Drugs policy: medicinal cannabis Contents

Summary

The plight of children affected by intractable epilepsy and the efforts of the families of Alfie Dingley and Billy Caldwell to access to medicinal cannabis led to a change in Government policy. In November 2018 medicinal cannabis was changed from Schedule 1 to Schedule 2 of the Misuse of Drugs Regulation 2001, allowing specialist doctors to prescribe it and for products to be available for further research to be conducted.

This rescheduling was widely welcomed but there was a failure to communicate what this would mean in practice for the availability of medicinal cannabis. Expectations were raised that these products would become widely available and there needs to be far clearer communication that this is not the case.

Very few prescriptions have been issued for medicinal cannabis since the rescheduling in November 2018. This is because most of these products are not licensed by the Medicines and Healthcare products Regulatory Agency (MHRA) or the European Medicines Agency (EMA) and neither have they been approved by the National Institute for health and Care Excellence (NICE).

There are major gaps in the research base for medicinal cannabis in part because research was very difficult under the previous scheduling. There were restrictions on accessing products to conduct the robust clinical trials necessary to test efficacy and safety. Without a thorough research base products remain unlicensed and may only be prescribed if the individual prescribing doctor is satisfied that there is sufficient evidence for the product’s safety and efficacy for an individual patient.

We are deeply sympathetic to families who want to be able to use medicinal cannabis to treat their children and who have seen individual benefit but are unable to obtain the product here in the UK. There needs to be a sense of urgency to explore the potential of medicinal cannabis in these conditions so that there is a robust research base on which to base future clinical decisions. We also call on the Government to desist from confiscating prescribed medicinal cannabis obtained overseas under specialist supervision.

Randomised double blind controlled trials (RCTs) are the gold standard for research and we are fully supportive of the need for patients to have the opportunity to take part in robust research trials. These trials are also important in order to provide evidence for licensing purposes and for NICE assessment. We also call on the NIHR to engage with patients and their representatives on additional suggestions for improving the evidence base.

Medical products are usually developed by industry as they stand to profit from investing in the research. However, in the case of medicinal cannabis, this is not happening in part because of the difficulty in obtaining patents for medicinal cannabis products. The call for research proposals by the National Institute for Health Research demonstrates that the public sector is taking the lead in this area but it is also important for industry to be more involved in developing medicinal cannabis products and supplying products for research.

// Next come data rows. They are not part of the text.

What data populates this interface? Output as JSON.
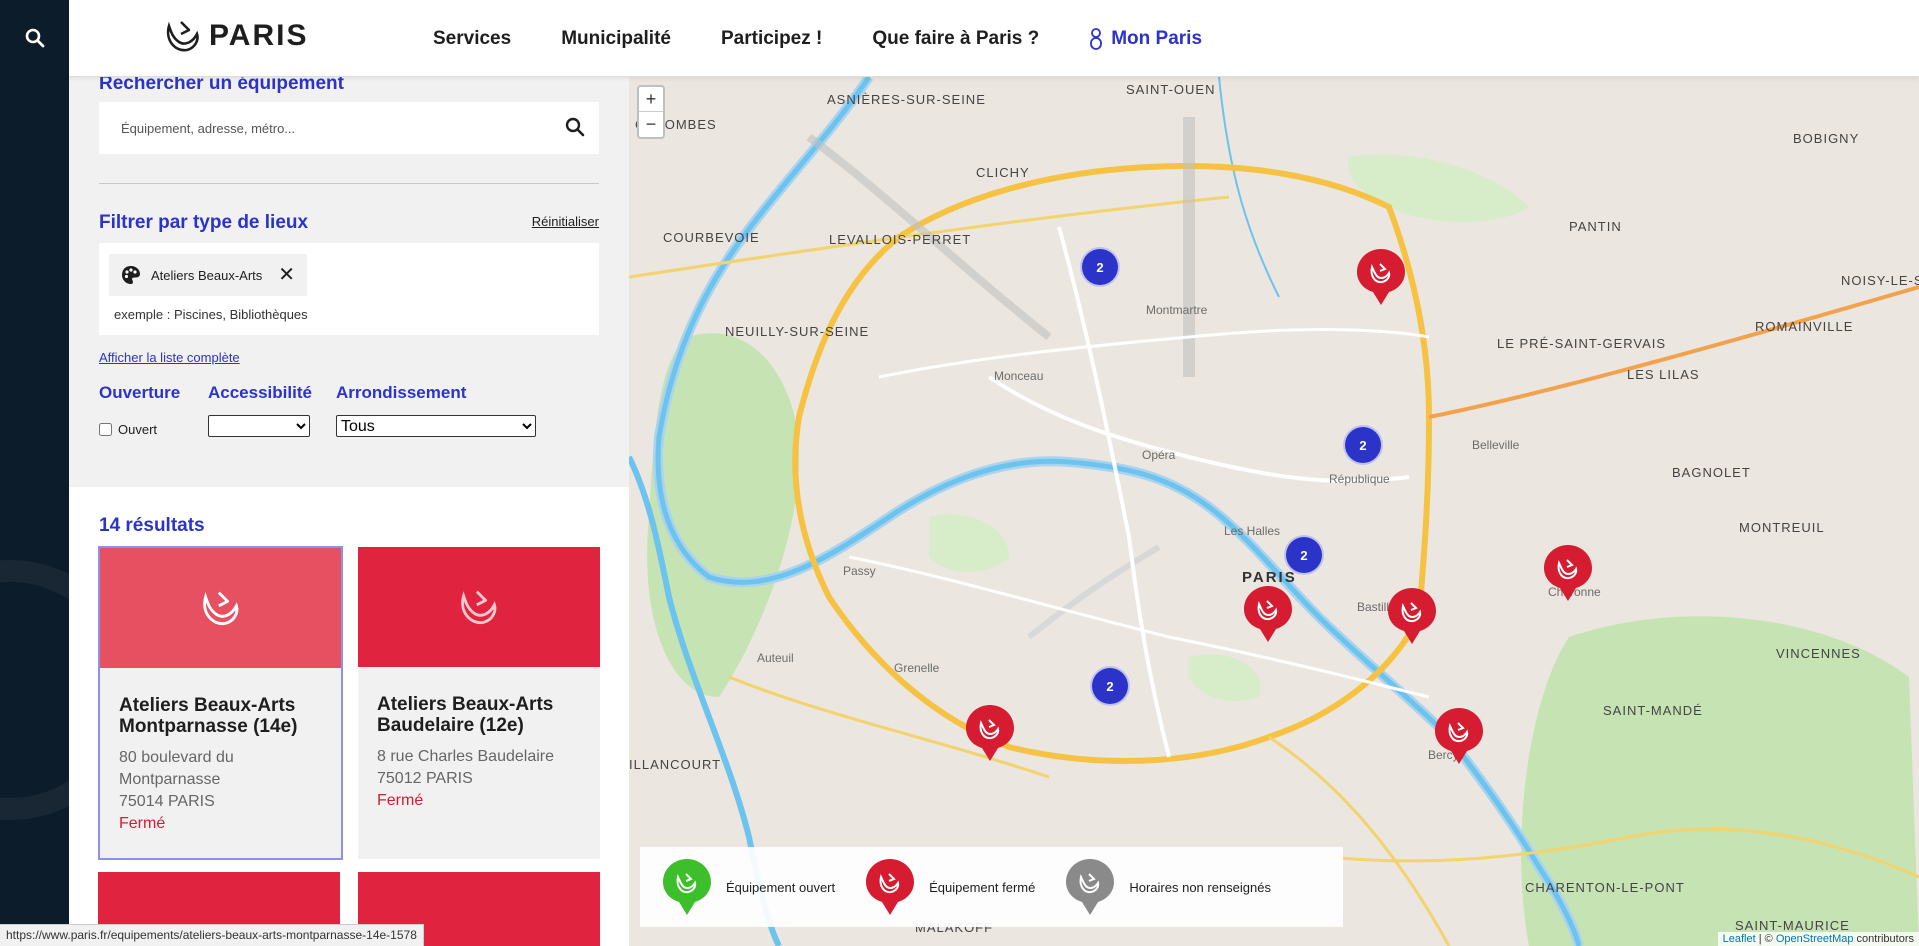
{
  "header": {
    "logo_text": "PARIS",
    "nav": [
      "Services",
      "Municipalité",
      "Participez !",
      "Que faire à Paris ?"
    ],
    "account_label": "Mon Paris"
  },
  "search": {
    "title": "Rechercher un équipement",
    "placeholder": "Équipement, adresse, métro..."
  },
  "filters": {
    "title": "Filtrer par type de lieux",
    "reset_label": "Réinitialiser",
    "selected_tag": "Ateliers Beaux-Arts",
    "example_text": "exemple : Piscines, Bibliothèques",
    "full_list_link": "Afficher la liste complète",
    "opening_label": "Ouverture",
    "open_checkbox_label": "Ouvert",
    "accessibility_label": "Accessibilité",
    "accessibility_value": "",
    "district_label": "Arrondissement",
    "district_value": "Tous"
  },
  "results": {
    "count_label": "14 résultats",
    "cards": [
      {
        "name": "Ateliers Beaux-Arts Montparnasse (14e)",
        "address_line1": "80 boulevard du",
        "address_line2": "Montparnasse",
        "address_line3": "75014 PARIS",
        "status": "Fermé"
      },
      {
        "name": "Ateliers Beaux-Arts Baudelaire (12e)",
        "address_line1": "8 rue Charles Baudelaire",
        "address_line2": "75012 PARIS",
        "status": "Fermé"
      }
    ]
  },
  "map": {
    "zoom_in": "+",
    "zoom_out": "−",
    "labels": {
      "saint_ouen": "SAINT-OUEN",
      "asnieres": "ASNIÈRES-SUR-SEINE",
      "colombes": "COLOMBES",
      "clichy": "CLICHY",
      "courbevoie": "COURBEVOIE",
      "levallois": "LEVALLOIS-PERRET",
      "neuilly": "NEUILLY-SUR-SEINE",
      "pantin": "PANTIN",
      "bobigny": "BOBIGNY",
      "noisy": "NOISY-LE-SEC",
      "romainville": "ROMAINVILLE",
      "pre_st_gervais": "LE PRÉ-SAINT-GERVAIS",
      "lilas": "LES LILAS",
      "bagnolet": "BAGNOLET",
      "montreuil": "MONTREUIL",
      "vincennes": "VINCENNES",
      "saint_mande": "SAINT-MANDÉ",
      "charenton": "CHARENTON-LE-PONT",
      "saint_maurice": "SAINT-MAURICE",
      "malakoff": "MALAKOFF",
      "billancourt": "ILLANCOURT",
      "paris": "PARIS",
      "montmartre": "Montmartre",
      "opera": "Opéra",
      "republique": "République",
      "bastille": "Bastille",
      "bercy": "Bercy",
      "grenelle": "Grenelle",
      "auteuil": "Auteuil",
      "passy": "Passy",
      "monceau": "Monceau",
      "belleville": "Belleville",
      "charonne": "Charonne",
      "les_halles": "Les Halles"
    },
    "clusters": [
      "2",
      "2",
      "2",
      "2"
    ],
    "attribution_leaflet": "Leaflet",
    "attribution_sep": " | © ",
    "attribution_osm": "OpenStreetMap",
    "attribution_suffix": " contributors"
  },
  "legend": {
    "open": "Équipement ouvert",
    "closed": "Équipement fermé",
    "unknown": "Horaires non renseignés",
    "colors": {
      "open": "#3dbe2b",
      "closed": "#d51c30",
      "unknown": "#8a8a8a",
      "brand": "#2b33c9"
    }
  },
  "statusbar": {
    "url": "https://www.paris.fr/equipements/ateliers-beaux-arts-montparnasse-14e-1578"
  }
}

There is potential medicinal benefit to cannabis-based products but the gaps in the research base mean that we do not know where this sits alongside other therapies. The Government should focus efforts in facilitating research especially in those areas where there is greatest patient need, as in the case of children with intractable epilepsy. We heard arguments that the small numbers of patients makes it difficult to conduct double blind RCTs but the Chief Medical Officer argued that if treatments are highly effective then this can be demonstrated with smaller numbers and that trials can be discontinued early in order that all participants can benefit.

The UK needs to do more to learn from international best practice. We reiterate the importance of the UK being able to take part in multi-centre international research and post marketing surveillance. Some have argued that double blind RCTs are inappropriate for cannabis research but we do not support making an exemption for this class of medicines.

Current and future patients could benefit greatly from a swift move to carry out robust research into medicinal cannabis products. We call on the Government to support the research community and industry to take this forward.





Published: 3 July 2019